© Patricia Galicia
Lourdes Tzoc Ramírez is a woman of 31 years. She lives in a mountain village near Nahualá in Guatemala, about 190 kilometres from the capital city. Like most people in the region, Lourdes is an Indígena. She wears colourful traditional clothes and speaks K’iche, a Maya language.
Lourdes works for Stereo Nahualá, a tri-lingual radio station that broadcasts in K’iche, Kaqchikel and Spanish with a focus on cultural and educational matters. The Nahualá region is very poor. Many people risk their lives in attempts to migrate to the USA. Many do not speak Spanish. Stereo Nahualá is their window on the world and their neighbouring villages.

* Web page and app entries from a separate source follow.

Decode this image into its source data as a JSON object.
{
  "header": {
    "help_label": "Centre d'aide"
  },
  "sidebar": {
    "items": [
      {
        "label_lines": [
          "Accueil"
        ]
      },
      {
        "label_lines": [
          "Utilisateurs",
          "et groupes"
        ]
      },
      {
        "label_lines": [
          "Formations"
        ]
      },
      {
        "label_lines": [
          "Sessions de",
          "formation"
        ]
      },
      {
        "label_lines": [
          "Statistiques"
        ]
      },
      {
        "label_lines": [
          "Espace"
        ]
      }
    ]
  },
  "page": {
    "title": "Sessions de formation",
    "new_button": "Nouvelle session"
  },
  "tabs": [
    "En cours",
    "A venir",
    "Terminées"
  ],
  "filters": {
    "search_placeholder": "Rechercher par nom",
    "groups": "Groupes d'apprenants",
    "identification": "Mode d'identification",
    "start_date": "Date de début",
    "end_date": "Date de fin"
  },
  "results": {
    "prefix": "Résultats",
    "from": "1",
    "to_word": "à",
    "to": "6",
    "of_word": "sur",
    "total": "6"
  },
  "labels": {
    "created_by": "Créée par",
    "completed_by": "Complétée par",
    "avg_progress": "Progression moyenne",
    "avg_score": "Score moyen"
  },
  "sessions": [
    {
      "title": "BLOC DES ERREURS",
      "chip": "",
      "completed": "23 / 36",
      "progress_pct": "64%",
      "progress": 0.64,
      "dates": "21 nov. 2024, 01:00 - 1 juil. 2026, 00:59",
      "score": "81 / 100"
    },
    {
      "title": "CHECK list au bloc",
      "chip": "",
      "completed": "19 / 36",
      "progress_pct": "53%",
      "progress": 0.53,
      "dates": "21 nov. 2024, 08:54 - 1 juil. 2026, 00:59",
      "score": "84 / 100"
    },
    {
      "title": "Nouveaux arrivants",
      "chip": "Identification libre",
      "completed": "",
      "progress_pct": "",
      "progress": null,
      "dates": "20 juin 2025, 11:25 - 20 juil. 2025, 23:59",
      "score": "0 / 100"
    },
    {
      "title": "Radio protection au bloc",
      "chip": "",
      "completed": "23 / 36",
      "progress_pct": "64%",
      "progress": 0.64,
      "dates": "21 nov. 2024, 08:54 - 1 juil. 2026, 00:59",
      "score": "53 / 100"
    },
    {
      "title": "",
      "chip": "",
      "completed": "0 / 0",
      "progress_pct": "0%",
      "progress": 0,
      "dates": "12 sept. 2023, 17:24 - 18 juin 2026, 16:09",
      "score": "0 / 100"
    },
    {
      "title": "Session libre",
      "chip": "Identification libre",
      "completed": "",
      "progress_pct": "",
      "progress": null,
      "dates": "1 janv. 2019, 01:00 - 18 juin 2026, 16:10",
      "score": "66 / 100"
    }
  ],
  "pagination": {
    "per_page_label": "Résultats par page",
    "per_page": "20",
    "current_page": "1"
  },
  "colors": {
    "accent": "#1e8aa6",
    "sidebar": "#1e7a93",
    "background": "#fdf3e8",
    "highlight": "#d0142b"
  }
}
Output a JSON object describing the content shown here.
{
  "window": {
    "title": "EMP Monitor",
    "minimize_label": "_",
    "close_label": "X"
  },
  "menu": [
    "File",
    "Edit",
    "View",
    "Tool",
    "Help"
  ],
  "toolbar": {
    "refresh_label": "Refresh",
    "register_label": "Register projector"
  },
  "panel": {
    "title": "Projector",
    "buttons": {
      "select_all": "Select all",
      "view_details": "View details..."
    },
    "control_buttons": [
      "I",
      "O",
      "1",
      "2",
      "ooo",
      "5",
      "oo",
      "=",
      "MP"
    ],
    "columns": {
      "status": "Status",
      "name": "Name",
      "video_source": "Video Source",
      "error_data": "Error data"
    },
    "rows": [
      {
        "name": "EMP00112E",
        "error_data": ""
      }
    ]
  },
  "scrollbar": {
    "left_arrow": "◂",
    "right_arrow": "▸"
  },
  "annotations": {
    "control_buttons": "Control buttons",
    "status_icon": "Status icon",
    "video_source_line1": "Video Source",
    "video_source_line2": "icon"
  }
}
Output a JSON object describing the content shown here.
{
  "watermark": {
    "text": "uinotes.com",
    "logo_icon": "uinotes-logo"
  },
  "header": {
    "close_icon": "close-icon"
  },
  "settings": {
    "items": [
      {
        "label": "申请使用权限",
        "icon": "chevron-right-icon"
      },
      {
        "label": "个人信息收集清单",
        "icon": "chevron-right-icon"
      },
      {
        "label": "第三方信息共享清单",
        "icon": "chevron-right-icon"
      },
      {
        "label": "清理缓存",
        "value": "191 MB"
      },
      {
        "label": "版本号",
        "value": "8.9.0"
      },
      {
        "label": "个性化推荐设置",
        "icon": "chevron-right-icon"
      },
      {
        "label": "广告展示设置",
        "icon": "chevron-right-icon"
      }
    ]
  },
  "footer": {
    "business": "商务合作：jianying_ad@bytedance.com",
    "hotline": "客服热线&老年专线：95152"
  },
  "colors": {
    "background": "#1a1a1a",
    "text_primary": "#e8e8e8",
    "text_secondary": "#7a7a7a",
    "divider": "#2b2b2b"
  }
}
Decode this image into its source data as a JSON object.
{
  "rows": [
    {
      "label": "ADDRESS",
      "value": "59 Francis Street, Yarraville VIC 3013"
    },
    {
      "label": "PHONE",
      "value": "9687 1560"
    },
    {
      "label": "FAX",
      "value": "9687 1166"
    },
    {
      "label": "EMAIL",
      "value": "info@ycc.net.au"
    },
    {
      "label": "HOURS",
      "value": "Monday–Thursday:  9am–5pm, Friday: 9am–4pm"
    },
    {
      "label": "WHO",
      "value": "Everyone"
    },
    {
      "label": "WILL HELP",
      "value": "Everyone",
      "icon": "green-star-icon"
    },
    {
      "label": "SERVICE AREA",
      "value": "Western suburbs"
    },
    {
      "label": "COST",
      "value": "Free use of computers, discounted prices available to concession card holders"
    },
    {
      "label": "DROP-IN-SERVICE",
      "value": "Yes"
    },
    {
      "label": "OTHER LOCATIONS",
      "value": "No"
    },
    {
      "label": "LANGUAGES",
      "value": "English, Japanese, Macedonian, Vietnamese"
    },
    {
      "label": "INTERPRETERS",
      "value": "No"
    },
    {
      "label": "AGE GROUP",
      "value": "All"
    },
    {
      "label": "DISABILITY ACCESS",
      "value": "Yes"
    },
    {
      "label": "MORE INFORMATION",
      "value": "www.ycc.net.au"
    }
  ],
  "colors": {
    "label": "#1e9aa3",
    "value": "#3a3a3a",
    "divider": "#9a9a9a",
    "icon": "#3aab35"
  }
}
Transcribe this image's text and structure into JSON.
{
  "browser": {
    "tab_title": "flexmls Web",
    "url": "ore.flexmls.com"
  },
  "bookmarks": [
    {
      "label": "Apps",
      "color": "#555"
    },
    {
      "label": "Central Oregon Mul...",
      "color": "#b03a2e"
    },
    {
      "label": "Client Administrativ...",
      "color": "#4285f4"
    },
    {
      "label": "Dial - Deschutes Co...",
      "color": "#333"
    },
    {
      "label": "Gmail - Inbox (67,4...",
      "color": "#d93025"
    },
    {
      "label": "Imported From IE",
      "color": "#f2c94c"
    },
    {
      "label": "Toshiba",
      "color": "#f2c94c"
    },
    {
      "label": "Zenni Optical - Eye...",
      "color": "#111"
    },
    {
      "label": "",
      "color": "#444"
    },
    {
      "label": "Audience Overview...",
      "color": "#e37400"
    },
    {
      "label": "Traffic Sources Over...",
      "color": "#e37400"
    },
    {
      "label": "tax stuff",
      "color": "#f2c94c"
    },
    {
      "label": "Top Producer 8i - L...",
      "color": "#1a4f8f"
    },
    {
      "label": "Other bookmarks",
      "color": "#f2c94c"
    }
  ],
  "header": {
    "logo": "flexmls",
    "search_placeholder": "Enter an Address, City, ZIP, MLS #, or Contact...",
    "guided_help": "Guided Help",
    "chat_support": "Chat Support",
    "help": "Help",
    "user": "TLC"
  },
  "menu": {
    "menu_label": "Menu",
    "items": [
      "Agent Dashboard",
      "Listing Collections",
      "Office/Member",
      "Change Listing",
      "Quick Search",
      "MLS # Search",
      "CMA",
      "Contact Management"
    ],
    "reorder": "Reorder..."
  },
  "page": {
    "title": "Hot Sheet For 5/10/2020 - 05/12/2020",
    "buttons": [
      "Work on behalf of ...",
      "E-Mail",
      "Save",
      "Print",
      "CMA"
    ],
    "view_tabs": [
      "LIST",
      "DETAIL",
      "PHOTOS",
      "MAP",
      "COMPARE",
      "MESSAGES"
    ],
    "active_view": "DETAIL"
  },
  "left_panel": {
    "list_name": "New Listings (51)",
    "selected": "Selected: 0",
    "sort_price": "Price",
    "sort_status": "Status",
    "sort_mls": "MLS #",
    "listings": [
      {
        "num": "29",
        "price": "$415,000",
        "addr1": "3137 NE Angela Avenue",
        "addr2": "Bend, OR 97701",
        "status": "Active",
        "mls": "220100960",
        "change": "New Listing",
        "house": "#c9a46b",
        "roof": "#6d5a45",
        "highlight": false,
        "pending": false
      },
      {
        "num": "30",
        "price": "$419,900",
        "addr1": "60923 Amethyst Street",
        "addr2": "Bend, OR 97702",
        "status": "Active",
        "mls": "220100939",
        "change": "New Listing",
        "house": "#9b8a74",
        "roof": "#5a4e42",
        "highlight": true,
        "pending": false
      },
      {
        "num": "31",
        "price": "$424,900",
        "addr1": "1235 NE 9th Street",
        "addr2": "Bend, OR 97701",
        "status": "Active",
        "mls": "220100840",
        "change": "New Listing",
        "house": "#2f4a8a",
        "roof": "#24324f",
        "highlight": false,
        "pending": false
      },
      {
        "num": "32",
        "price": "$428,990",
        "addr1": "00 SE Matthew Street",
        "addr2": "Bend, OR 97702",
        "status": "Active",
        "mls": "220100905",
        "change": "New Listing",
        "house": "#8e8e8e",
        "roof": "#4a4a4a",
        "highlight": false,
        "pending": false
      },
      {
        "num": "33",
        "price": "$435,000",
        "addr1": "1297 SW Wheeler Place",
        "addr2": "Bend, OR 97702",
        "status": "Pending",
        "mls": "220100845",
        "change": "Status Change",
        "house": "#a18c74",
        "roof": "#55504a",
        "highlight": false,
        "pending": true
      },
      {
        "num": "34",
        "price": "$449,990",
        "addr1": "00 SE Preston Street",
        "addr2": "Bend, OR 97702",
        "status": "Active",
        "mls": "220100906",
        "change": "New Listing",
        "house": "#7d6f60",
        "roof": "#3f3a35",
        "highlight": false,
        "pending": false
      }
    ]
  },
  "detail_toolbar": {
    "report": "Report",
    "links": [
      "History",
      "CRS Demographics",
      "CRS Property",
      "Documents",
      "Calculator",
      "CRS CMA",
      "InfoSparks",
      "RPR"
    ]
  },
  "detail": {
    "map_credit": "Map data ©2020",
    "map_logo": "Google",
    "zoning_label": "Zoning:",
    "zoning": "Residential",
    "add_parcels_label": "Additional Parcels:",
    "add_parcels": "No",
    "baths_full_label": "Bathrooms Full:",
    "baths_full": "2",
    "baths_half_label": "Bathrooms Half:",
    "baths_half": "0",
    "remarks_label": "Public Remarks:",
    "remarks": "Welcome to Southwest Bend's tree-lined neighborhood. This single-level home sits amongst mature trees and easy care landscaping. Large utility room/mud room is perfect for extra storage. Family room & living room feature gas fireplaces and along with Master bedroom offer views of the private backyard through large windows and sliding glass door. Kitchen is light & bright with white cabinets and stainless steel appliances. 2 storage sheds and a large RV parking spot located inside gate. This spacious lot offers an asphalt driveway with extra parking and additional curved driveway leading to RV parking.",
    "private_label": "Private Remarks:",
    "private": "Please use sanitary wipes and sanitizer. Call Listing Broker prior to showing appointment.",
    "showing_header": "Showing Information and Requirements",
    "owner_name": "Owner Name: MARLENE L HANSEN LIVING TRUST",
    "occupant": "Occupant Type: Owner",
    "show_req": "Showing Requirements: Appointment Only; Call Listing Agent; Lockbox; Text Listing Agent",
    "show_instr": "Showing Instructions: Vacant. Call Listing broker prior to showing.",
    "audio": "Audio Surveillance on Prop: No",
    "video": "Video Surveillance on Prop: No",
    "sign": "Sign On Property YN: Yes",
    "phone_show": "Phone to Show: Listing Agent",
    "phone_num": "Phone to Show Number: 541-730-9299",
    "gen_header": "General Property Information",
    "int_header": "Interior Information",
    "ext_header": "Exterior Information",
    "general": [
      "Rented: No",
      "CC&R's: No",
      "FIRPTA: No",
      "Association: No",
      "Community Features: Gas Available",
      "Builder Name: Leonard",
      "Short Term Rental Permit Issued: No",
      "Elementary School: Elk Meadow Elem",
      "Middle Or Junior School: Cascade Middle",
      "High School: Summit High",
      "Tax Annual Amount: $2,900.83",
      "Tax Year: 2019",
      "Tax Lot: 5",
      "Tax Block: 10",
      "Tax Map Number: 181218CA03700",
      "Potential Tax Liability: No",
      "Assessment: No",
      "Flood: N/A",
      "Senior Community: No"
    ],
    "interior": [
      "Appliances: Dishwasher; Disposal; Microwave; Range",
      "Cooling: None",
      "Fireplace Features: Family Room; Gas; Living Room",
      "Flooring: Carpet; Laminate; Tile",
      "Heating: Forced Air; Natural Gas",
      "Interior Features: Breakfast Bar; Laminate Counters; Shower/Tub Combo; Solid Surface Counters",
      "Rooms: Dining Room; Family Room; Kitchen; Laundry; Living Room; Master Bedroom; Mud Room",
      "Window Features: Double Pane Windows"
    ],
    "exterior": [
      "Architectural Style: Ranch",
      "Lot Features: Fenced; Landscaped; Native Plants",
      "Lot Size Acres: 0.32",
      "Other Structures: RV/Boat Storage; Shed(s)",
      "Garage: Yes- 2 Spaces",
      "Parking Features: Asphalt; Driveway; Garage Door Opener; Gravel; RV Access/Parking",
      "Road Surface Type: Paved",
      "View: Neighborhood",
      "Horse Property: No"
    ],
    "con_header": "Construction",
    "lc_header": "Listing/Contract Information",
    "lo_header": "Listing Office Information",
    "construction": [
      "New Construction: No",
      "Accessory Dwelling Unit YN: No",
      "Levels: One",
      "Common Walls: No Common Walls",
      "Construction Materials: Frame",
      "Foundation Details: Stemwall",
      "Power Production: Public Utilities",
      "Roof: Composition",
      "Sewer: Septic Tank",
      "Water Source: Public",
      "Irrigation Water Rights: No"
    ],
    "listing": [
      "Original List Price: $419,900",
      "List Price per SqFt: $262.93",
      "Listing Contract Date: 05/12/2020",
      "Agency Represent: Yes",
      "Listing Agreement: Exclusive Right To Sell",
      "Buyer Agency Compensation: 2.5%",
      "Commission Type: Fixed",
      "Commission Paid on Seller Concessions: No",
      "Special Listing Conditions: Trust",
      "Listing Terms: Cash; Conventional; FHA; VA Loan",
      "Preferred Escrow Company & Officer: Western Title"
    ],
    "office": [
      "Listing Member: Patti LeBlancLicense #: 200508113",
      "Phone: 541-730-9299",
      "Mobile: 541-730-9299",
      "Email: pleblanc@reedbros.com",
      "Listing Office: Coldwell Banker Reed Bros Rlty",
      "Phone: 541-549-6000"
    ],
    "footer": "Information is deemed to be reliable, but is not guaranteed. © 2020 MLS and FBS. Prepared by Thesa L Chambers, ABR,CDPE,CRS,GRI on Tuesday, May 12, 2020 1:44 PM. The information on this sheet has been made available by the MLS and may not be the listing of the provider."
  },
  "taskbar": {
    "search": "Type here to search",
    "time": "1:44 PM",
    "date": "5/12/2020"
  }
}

Lourdes is in charge of the afternoon show “A todo ritmo”. The target group are young people. As the host, she interviews students, parents and village leaders, discussing topics such as drugs, jobs, self-esteem or love. She also contributes to the show “Mujer fuente de sabiduría” (Woman – source of knowledge), which focuses on women’s rights and opportunities for women’s involvement in public affairs. Lourdes finds relevant information on the internet.
Lourdes starts her working day by visiting the local health centre, the school and the mayor’s office to gather news. She even works on some weekends. To report from village festivities or assemblies, she walks long distances with a heavy load. She sets up the antenna, operates the equipment and interviews people.
In Guatemala, men tend to dominate the airwaves. Lourdes is one of only few women who have been staff employed at Stereo Nahualá for several years. She was originally trained as a bilingual elementary school teacher (K’iche – Spanish). In 2005, she took part in a radio-journalism course. In the meantime, she says, broadcasting has become her “second home”.
Lourdes is a peer educator. She teaches colleagues how to design blogs and how to post news and podcasts on the radio website. “Whenever I hear about an interesting new technology, I teach myself how to use it and then pass that knowledge on to our team,” she reports. Moreover, she encourages other women to become active – for instance in the local church’s radio commission. “The dominant macho culture here suggests that women have nothing to contribute,” Lourdes says, “but I know that women can achieve a lot. One way to overcome discrimination is to keep on surpassing our expectations.”
At noon, Lourdes hurries home to prepare lunch for her son. And in the evening, after long working hours, she checks his homework and prepares things for the next day. “I am glad to have this radio job,” she says, “it allows me to support our community with my knowledge and my abilities.”
Patricia Galicia is a radio journalist based in Guatemala City.